# [Problem to work on]
Find each line of the entries with the string "document", please, and copy it.

# [Records supplied]
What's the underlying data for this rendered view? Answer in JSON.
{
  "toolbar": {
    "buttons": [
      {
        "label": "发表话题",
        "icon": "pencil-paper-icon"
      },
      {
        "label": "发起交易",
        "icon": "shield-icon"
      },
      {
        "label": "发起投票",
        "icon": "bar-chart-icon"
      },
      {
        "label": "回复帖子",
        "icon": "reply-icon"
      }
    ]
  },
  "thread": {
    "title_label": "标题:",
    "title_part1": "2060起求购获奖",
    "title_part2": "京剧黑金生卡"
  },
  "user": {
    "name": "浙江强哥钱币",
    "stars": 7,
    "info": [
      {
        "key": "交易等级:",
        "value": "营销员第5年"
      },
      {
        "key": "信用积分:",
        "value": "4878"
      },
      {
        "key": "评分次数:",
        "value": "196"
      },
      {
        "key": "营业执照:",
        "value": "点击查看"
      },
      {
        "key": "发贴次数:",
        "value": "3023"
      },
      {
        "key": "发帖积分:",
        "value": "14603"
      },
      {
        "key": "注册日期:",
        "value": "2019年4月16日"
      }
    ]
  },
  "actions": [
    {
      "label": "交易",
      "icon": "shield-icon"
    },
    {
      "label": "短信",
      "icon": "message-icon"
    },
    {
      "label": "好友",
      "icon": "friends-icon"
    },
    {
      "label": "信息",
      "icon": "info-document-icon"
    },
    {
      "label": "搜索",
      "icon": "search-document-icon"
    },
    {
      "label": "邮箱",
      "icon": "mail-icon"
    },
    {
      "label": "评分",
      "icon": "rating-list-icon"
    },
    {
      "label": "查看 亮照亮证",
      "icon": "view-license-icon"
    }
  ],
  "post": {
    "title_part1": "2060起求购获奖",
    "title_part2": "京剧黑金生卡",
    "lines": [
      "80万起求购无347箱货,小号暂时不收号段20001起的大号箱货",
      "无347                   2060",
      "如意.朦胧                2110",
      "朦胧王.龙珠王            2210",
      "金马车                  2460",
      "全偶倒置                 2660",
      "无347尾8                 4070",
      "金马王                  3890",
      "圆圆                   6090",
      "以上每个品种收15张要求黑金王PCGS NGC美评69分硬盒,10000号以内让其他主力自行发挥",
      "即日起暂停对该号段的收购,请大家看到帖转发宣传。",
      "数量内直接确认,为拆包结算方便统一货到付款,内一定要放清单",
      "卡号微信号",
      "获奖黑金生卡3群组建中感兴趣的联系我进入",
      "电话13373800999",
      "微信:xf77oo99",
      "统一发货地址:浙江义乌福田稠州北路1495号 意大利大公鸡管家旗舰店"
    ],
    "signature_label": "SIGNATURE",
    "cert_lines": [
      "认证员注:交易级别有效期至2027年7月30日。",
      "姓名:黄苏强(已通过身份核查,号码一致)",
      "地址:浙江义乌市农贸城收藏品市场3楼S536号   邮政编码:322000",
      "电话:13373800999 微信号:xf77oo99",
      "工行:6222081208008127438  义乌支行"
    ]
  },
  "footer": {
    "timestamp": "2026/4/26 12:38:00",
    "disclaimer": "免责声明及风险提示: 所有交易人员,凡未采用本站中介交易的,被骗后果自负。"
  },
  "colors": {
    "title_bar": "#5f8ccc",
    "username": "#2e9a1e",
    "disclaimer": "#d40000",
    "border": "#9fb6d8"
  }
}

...

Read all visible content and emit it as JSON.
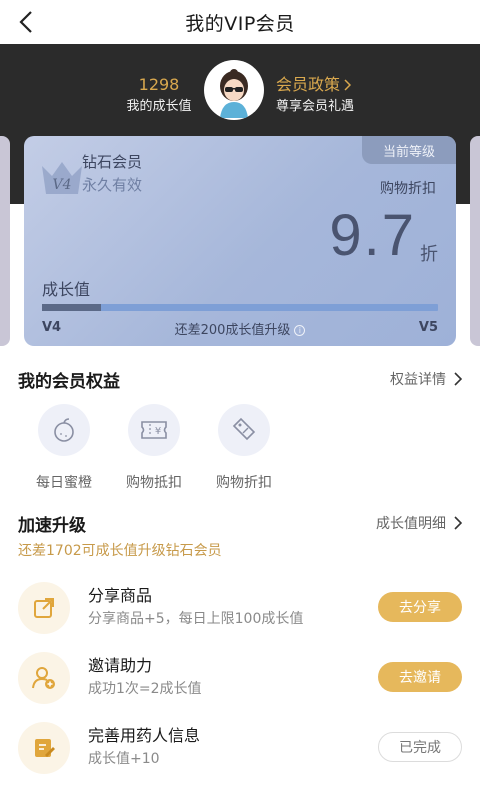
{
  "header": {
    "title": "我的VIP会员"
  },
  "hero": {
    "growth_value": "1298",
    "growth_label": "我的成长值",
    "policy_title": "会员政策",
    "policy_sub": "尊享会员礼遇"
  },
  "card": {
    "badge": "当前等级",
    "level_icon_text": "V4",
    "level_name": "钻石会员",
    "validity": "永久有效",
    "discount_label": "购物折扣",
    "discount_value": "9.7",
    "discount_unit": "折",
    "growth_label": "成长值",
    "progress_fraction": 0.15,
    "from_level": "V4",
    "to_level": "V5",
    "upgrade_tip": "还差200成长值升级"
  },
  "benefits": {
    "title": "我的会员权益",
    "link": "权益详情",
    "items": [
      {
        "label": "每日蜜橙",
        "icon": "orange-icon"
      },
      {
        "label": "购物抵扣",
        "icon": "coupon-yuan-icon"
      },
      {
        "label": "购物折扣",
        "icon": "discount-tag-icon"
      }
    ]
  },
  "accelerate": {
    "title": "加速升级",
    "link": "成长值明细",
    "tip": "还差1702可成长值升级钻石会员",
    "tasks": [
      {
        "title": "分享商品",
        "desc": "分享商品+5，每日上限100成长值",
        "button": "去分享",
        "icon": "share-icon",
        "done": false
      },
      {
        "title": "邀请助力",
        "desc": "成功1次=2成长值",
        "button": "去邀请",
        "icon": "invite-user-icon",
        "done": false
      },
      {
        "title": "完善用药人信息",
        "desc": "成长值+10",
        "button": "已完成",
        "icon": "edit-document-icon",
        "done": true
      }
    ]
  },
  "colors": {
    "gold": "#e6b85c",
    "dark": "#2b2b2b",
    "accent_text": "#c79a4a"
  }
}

# [Task result]
      "icon": "info-document-icon"
      "icon": "search-document-icon"
        "icon": "edit-document-icon",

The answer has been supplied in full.